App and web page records
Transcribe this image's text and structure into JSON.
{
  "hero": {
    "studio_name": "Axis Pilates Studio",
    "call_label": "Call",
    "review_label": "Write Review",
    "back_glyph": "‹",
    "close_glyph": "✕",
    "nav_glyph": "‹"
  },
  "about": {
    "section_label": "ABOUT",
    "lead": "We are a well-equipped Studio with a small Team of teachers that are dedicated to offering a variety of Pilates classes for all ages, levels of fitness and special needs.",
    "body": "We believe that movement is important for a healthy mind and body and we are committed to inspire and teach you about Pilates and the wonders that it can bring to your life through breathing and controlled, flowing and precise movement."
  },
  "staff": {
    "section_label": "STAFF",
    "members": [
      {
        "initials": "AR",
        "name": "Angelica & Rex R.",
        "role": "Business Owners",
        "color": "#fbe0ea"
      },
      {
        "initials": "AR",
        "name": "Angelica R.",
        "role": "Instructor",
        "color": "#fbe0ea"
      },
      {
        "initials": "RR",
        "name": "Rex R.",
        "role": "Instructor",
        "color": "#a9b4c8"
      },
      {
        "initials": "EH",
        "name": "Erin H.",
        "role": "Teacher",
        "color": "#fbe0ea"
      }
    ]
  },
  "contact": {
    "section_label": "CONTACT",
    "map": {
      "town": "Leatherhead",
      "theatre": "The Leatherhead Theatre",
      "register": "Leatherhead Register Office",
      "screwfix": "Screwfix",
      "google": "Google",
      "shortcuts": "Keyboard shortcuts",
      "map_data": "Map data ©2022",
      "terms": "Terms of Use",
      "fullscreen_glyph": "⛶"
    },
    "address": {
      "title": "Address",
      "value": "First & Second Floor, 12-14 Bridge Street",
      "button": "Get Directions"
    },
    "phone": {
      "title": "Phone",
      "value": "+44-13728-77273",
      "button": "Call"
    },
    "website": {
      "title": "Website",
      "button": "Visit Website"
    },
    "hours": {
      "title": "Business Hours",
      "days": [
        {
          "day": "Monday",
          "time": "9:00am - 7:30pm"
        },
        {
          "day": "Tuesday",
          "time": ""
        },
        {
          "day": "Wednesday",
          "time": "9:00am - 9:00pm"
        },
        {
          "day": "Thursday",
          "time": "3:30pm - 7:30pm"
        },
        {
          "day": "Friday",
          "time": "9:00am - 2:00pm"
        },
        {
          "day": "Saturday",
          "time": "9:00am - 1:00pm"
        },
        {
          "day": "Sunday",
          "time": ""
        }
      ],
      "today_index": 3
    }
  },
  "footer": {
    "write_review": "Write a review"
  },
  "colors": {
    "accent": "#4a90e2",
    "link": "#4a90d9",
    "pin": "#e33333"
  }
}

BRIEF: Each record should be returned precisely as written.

RESPONSE TO THIS EXERCISE:
Transcribe this image's text and structure into JSON.
{
  "hero": {
    "studio_name": "Axis Pilates Studio",
    "call_label": "Call",
    "review_label": "Write Review",
    "back_glyph": "‹",
    "close_glyph": "✕",
    "nav_glyph": "‹"
  },
  "about": {
    "section_label": "ABOUT",
    "lead": "We are a well-equipped Studio with a small Team of teachers that are dedicated to offering a variety of Pilates classes for all ages, levels of fitness and special needs.",
    "body": "We believe that movement is important for a healthy mind and body and we are committed to inspire and teach you about Pilates and the wonders that it can bring to your life through breathing and controlled, flowing and precise movement."
  },
  "staff": {
    "section_label": "STAFF",
    "members": [
      {
        "initials": "AR",
        "name": "Angelica & Rex R.",
        "role": "Business Owners",
        "color": "#fbe0ea"
      },
      {
        "initials": "AR",
        "name": "Angelica R.",
        "role": "Instructor",
        "color": "#fbe0ea"
      },
      {
        "initials": "RR",
        "name": "Rex R.",
        "role": "Instructor",
        "color": "#a9b4c8"
      },
      {
        "initials": "EH",
        "name": "Erin H.",
        "role": "Teacher",
        "color": "#fbe0ea"
      }
    ]
  },
  "contact": {
    "section_label": "CONTACT",
    "map": {
      "town": "Leatherhead",
      "theatre": "The Leatherhead Theatre",
      "register": "Leatherhead Register Office",
      "screwfix": "Screwfix",
      "google": "Google",
      "shortcuts": "Keyboard shortcuts",
      "map_data": "Map data ©2022",
      "terms": "Terms of Use",
      "fullscreen_glyph": "⛶"
    },
    "address": {
      "title": "Address",
      "value": "First & Second Floor, 12-14 Bridge Street",
      "button": "Get Directions"
    },
    "phone": {
      "title": "Phone",
      "value": "+44-13728-77273",
      "button": "Call"
    },
    "website": {
      "title": "Website",
      "button": "Visit Website"
    },
    "hours": {
      "title": "Business Hours",
      "days": [
        {
          "day": "Monday",
          "time": "9:00am - 7:30pm"
        },
        {
          "day": "Tuesday",
          "time": ""
        },
        {
          "day": "Wednesday",
          "time": "9:00am - 9:00pm"
        },
        {
          "day": "Thursday",
          "time": "3:30pm - 7:30pm"
        },
        {
          "day": "Friday",
          "time": "9:00am - 2:00pm"
        },
        {
          "day": "Saturday",
          "time": "9:00am - 1:00pm"
        },
        {
          "day": "Sunday",
          "time": ""
        }
      ],
      "today_index": 3
    }
  },
  "footer": {
    "write_review": "Write a review"
  },
  "colors": {
    "accent": "#4a90e2",
    "link": "#4a90d9",
    "pin": "#e33333"
  }
}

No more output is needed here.